There are design issues that go to the core of how a billing system is built and coded. One of these is deciding if you want it to process data in near real time or in a batch fashion.
Some businesses process CDR in a batch fashion, in which they run through all of the CDR generated for the day, week or month at the end of the period. In my opinion this can reduce hardware and programming costs and reduce the time it takes to process the CDR.
Computer hardware costs are lower because the data can be sorted before processing to optimize the time it takes to find a rate for a CDR. The processing can also be done at a time in which the system is not being used to enter rates and run reports.
In addition there is the consideration of the accuracy of the rates entered into the system. In a batch mode there is time for someone to go and double check the rates to make sure they are correct. Policies can be put in place that prevent rate changes any time close to the time that the batch rating will start.
There are very specific ways to optimize a billing system to work in this mode which conflict with the way one would optimize a real time system.
I am using the term near real time because of the cost involved with implementing a true real time system with response times of under a second. I consider near real time as being anything from fifteen minutes to one hour.
A near real time billing / rating system would process CDR as it comes in from the switch. Some switches can release CDR in a streaming fashion and others release in small batches as a programmed threshold of data is met. As this data is gathered from the switches it can be processed immediately by the billing system.
There are many advantages to processing in this way. The main reason is that decisions can be made more quickly to changes in the behavior of the network. In the long run a near real time system will allow you to make money making decisions quickly and produce much more profit.
Performance by CDR
Based on the data from CDR you can determine the quality of calls and your vendors.
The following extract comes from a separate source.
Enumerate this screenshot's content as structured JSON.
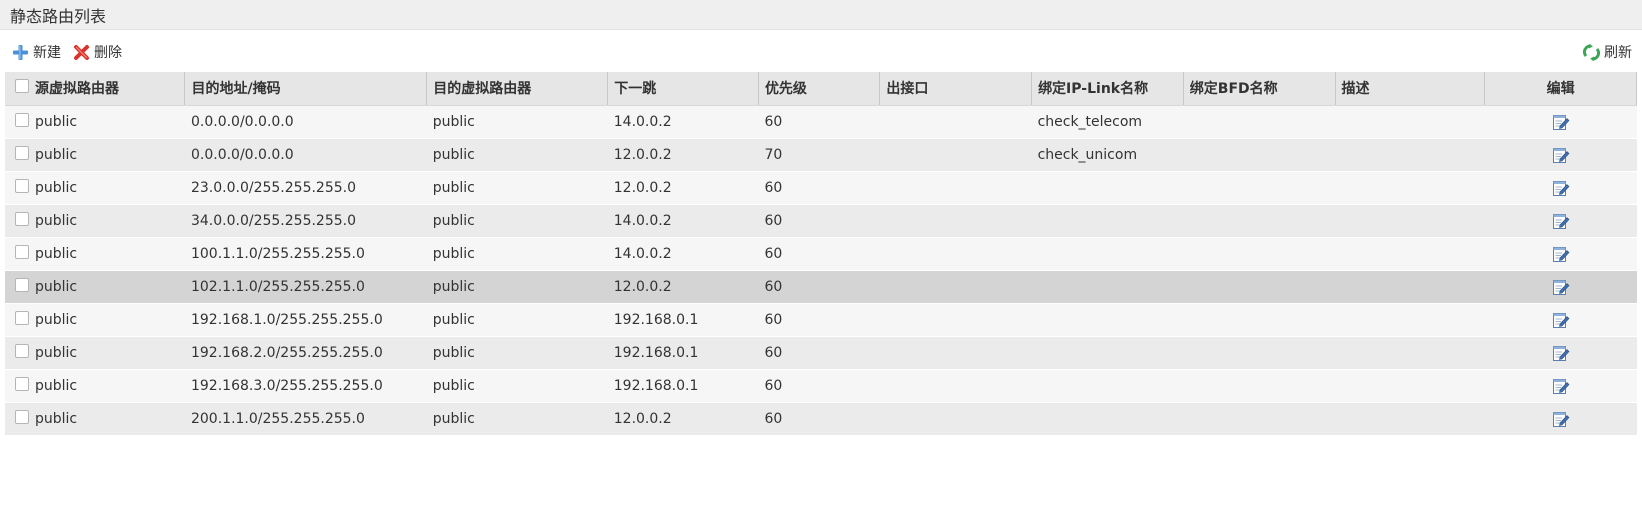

Being able to monitor this in real time will allow you to make routing decisions to quality routes. Now you don't need a rating system for this but one of the first steps in rating calls is loading the CDR into a database. If you are able to load both the completed and uncompleted calls into a system that can analyze them for performance and allow it to pass the completed call data to the rating engine it saves some time in processing it twice.
If the billing system is set up to calculate both your price to the customer and your cost you can use it to determine your gross margin. By watching the information as it is processed you can gain a near real time view into the margin that each customer is bringing to you. You can watch for places where calls are being sold at too low of a margin and make decisions that maximize profit. No more waiting to the end of the month to figure out what needs to be done next.
Using the processed information from the monitoring system and billing system you can offer your customers and even vendor visibility into your network. This could take the form of online billing, real time monitoring of performance, CDR mediation and many other things. I have even seen a vendor without a billing system to determine what to charge them by looking at reports generated by the customers billing system.
Least Cost Routing
In addition the performance data and the prices and costs in the monitoring system and billing system can be fed into an automated routing system. A routing system could suggest changes to the routing of calls that would improve a customer's quality and maximize profit. Based on changes to the costs you are being charged it could make changes that would route calls to vendors that have the lowest cost at a desired quality.
Many of the disadvantages have to do with the cost of maintaining a real time system. It just takes more people to run it.
There are lots of "do overs" in a real time rating system. Many times prices and costs are entered incorrectly. Since the cost of each call is determined separately there is a good amount of processing time going back over CDR that has been rated before but at the wrong price. This is often due to input error and rates being renegotiated after the fact. There is also the time that employees spend looking for errors involved to be considered. (Here are some methods for mitigating data entry errors.)
This is not as much of an issue with a batch system especially if it is doing its work at the end of a billing period.
A real time system does not have the advantage of working on a batch of CDR that is going to be processed identically. In a simple rating batch system one could sort on the phone number so that the price for that group of CDR would all have the same rate. This allows one to only load into memory the rates needed for that particular batch. A real time system has to take the CDR as they come. This will slow processing down unless a larger amount of memory is dedicated to storing rates.
Again there is the issue of people power that I mentioned before. You will need more people to take advantage of all of the features that real time billing brings. It may take more people in the areas of rate entry, reporting, programming, database administrators and system administrators.
With real time rating the rate entry personnel become very important. Prices and costs need to be put in before they become effective. If they are not in the system others may make routing and sales decisions based on old rates. In addition when the prices and costs are updated the billing system will have to go back and re-calculate the data.
AccuracyAccuracy of prices and costs become extra important in a real time billing system. Someone putting in a rate incorrectly can skew the reports wildly. For example by putting in $1.00 a minute instead of $.10 a minute can make your profit or costs appear to be very high. There are fail safe mechanisms that can be put in place to prevent most errors that are made during the rate entry process. It may be important to look into methods for double checking rates as you consider which billing system to use. I will describe these methods in a future article.
One of the key points in picking out a telecom billing system to use or in building one is determining if you need one that performs in a near real time fashion or a batch system. Be careful of batch systems that have been retrofitted to do near real time work or that claim to do both.
Overall I believe that a near real time billing system gives a company a distinct competitive advantage. Well, that is if the competition does not have one already.
In the next article I deal with differences between retail and wholesale CDR rating systems.